Policemen on horses patrol a beach after restrictions were imposed on amusement parks and tourist places as a preventive measure against the spread of the Covid-19 coronavirus in Karachi.–AFP
The lockdown began affecting travel and tourist hotspots in a bid to prevent a surge in Covid-19 cases during Eidul Fitr holidays.
According to the provincial government’s notification, all businesses will remain shut from May 9 to May 16, Eid holidays. Many shoppers who weren’t sure of the Sindh government’s resorting to complete lockdown and expected to do the shopping for Eid in the last week of Ramazan, have been left in the lurch.
According to the notification, all markets will remain closed. However, milk and yogurt shops will remain open till 12 midnight. But the shops of essential commodities like grocery stores, vegetable, fruit and meat shops and restaurants will be allowed to operate till 6pm.
As per the NCOC decision, large markets, shopping plazas and entertainment venues will remain closed until May 16. Cloth markets, shoe markets and salon shops are facing closure.
The closing of mehndi or henna stalls means there would be no traditional celebration of chand-raat (a night before the Eidul Fitr) this time.
However, as per the directions of NCOC, grocery stores, tandoors, milk-sellers, meat shops and fruit and vegetable shops will be open until 6pm in all three provinces of Punjab, Balochistan and KP.
For the convenience of the people, the State Bank has directed commercial banks to remain open on Mondays and Tuesdays so that people could not face any problem in money transaction ahead of Eid.
Already battling a third wave of infections and increasingly nervous about the crisis across the border in India, the Pakistan government has imposed the most severe restrictions since a one-month lockdown in April last year.
"These measures have been necessitated by the extremely dangerous situation which has been created in the region with the spread of virulent mutations of the virus," tweeted Federal Planning Minister Asad Umar, who has been leading the government response to the outbreak.
Eid usually sees the mass movement of people around the country and tourist spots crowded with Pakistanis. Last year the country saw a spike in cases in the weeks after the celebrations.
The military has been mobilised to monitor the restrictions.
Mosques, however, which have been packed each night throughout Ramazan -- with few people wearing masks -- will remain open.
Pakistan has recorded more than 850,000 infections and over 18,900 deaths, but with limited testing and a ramshackle healthcare sector, many fear the true extent of the disease is much worse.
Health officials have warned that hospitals are operating at close to capacity and they have rushed to increase the number of intensive care beds.
International flights have been slashed and border crossings with Iran and Afghanistan closed, except for trade.
Flights and land crossings with neighbouring India -- reeling from a devastating outbreak with hundreds of thousands of new cases a day -- were closed before the pandemic because of political tensions.
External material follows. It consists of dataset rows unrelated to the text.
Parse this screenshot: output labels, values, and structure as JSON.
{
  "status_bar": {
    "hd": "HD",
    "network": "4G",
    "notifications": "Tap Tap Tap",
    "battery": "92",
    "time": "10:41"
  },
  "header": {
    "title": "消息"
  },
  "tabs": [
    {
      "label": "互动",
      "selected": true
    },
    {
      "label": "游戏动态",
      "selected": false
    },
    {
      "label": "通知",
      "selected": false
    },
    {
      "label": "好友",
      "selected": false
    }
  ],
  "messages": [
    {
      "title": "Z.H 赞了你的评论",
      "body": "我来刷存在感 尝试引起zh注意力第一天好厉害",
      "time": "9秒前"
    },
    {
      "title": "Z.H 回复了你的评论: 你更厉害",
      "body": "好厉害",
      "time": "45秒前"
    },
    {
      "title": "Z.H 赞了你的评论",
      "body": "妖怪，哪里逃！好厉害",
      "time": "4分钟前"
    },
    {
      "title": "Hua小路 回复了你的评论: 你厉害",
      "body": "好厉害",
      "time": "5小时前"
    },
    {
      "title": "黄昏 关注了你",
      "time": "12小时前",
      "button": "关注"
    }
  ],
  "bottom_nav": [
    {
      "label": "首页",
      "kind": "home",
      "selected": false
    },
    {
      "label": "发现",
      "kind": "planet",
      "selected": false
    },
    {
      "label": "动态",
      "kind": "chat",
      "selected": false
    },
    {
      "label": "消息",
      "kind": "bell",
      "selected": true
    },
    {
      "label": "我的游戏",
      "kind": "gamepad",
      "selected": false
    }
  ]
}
Pakistan, which has so far vaccinated only a fraction of its population, received its first batch of 1.2 million AstraZeneca doses Saturday under the delayed Covax global vaccine sharing scheme.
With inputs from AFP.